What are the best practices to reduce the time being sick?

Not much can help reduce time being sick. Most treatments are symptomatic and are the same things used for other viral upper respiratory tract infections — staying hydrated, getting rest, taking acetaminophen (Tylenol) or ibuprofen (Motrin) for fever and pain. For people at higher risk (those with weakened immune systems, pregnant women, underlying cardiorespiratory disease, etc.), other therapies, although in short supply, can potentially reduce symptoms/prevent hospitalizations (sotrovimab, outpatient remdesivir, nirmatrelvir/ritonavir, molnupiravir). Certain other monoclonal therapies used for other variants in the past are not effective against the omicron strain.

In addition, it is smart to keep your body as healthy as possible so if you do contract COVID-19, you’ll be better prepared to fight it. Eat a well-balanced diet and consider a multivitamin/mineral supplement, get plenty of rest, try to avoid stress, exercise moderately, stop smoking.

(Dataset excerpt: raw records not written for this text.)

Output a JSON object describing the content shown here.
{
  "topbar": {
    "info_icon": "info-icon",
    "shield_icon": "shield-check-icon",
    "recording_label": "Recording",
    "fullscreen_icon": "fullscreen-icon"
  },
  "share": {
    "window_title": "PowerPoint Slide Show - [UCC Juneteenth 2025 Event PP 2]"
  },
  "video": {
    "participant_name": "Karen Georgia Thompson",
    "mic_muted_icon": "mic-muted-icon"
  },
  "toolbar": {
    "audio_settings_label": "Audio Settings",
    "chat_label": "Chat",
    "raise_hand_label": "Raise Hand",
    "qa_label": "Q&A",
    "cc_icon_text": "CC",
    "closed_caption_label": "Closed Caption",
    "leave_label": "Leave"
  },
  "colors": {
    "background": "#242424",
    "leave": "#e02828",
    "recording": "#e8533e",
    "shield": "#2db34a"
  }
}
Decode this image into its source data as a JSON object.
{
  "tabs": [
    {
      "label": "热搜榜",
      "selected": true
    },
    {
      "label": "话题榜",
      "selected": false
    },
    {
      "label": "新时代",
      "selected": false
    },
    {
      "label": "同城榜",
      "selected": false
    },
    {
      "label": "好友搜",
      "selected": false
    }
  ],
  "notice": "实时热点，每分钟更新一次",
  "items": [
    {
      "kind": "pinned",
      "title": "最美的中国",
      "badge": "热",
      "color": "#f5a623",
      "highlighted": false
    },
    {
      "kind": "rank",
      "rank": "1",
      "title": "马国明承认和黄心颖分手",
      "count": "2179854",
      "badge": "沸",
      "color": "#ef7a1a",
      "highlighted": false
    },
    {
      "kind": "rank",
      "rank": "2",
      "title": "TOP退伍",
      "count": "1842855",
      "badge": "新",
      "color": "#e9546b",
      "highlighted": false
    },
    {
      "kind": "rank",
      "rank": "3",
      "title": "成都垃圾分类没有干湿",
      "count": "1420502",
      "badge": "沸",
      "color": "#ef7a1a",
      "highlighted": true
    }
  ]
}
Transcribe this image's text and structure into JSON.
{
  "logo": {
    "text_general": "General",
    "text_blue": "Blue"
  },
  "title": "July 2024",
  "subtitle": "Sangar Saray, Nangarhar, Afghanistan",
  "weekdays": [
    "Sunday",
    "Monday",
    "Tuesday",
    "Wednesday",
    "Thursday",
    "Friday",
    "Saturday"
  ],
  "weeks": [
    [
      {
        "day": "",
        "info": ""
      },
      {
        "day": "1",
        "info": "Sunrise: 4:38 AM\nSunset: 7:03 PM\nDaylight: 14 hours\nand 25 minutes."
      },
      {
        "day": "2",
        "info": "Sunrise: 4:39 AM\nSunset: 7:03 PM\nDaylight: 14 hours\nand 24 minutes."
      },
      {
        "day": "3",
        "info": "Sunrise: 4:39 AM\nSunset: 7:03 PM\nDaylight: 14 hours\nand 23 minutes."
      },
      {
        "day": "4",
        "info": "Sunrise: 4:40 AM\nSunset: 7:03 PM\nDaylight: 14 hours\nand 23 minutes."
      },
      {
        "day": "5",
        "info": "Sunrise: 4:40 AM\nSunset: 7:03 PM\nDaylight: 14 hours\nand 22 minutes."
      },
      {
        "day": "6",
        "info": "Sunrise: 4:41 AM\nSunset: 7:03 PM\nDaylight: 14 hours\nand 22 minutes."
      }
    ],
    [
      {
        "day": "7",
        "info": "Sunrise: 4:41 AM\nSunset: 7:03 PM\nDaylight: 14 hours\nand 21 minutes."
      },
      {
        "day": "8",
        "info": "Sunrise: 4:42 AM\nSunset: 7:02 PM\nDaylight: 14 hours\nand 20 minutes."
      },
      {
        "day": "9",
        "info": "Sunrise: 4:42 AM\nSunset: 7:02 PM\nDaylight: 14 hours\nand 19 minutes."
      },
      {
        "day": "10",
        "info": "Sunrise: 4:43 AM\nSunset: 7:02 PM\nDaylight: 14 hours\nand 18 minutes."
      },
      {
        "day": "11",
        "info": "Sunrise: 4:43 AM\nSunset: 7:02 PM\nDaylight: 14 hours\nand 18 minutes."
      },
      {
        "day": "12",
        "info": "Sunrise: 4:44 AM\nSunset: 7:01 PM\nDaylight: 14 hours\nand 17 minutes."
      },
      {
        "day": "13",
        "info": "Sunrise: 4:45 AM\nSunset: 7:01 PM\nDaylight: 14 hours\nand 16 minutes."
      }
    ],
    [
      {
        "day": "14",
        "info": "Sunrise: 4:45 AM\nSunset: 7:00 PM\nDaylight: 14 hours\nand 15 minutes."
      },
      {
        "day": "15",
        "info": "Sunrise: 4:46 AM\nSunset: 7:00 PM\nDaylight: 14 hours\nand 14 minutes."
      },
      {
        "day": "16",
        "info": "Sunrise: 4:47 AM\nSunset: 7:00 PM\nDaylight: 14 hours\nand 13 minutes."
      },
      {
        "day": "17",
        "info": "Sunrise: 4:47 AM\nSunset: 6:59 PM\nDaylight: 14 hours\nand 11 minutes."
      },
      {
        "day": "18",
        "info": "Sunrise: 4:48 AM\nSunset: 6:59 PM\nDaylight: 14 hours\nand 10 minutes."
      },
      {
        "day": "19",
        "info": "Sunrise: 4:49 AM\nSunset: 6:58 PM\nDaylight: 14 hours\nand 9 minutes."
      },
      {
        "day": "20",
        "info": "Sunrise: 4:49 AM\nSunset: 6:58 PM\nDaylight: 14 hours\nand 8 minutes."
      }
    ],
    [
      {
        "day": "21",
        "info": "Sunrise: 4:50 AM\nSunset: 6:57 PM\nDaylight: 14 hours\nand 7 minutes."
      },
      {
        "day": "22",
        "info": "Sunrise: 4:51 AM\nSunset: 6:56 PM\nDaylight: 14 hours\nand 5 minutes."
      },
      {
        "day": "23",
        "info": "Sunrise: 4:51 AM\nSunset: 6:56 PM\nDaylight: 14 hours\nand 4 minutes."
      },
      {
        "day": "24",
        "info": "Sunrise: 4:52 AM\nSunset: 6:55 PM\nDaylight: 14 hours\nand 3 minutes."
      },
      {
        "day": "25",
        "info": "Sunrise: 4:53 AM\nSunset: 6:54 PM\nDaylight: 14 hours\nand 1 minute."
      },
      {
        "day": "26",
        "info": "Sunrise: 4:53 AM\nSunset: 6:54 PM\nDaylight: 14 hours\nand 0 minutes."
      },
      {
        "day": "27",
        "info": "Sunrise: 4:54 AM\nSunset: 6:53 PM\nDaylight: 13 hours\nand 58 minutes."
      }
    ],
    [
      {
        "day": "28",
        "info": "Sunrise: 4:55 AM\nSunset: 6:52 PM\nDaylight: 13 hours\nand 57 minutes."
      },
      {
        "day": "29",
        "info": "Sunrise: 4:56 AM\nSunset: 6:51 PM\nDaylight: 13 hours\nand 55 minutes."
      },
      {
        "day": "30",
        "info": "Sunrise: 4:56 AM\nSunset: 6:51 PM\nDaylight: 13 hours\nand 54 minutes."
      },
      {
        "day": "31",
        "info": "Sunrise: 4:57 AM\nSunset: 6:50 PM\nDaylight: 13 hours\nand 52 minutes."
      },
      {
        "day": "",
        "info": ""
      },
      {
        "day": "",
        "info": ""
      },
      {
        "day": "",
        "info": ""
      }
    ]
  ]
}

Particularly during the winter, when we are not exposed to as much sunlight, think about taking a vitamin D pill. Also, try to prevent other illnesses — get your flu shot.

Responses from UNMC medical and public health professionals are general, and are not intended as individual medical advice. Individual medical questions, particularly in cases of current illness or symptoms, should be addressed by an individual’s medical professional.

Send your questions to Executive Editor Randy Essex — [email protected] — and we’ll forward the best ones to UNMC experts.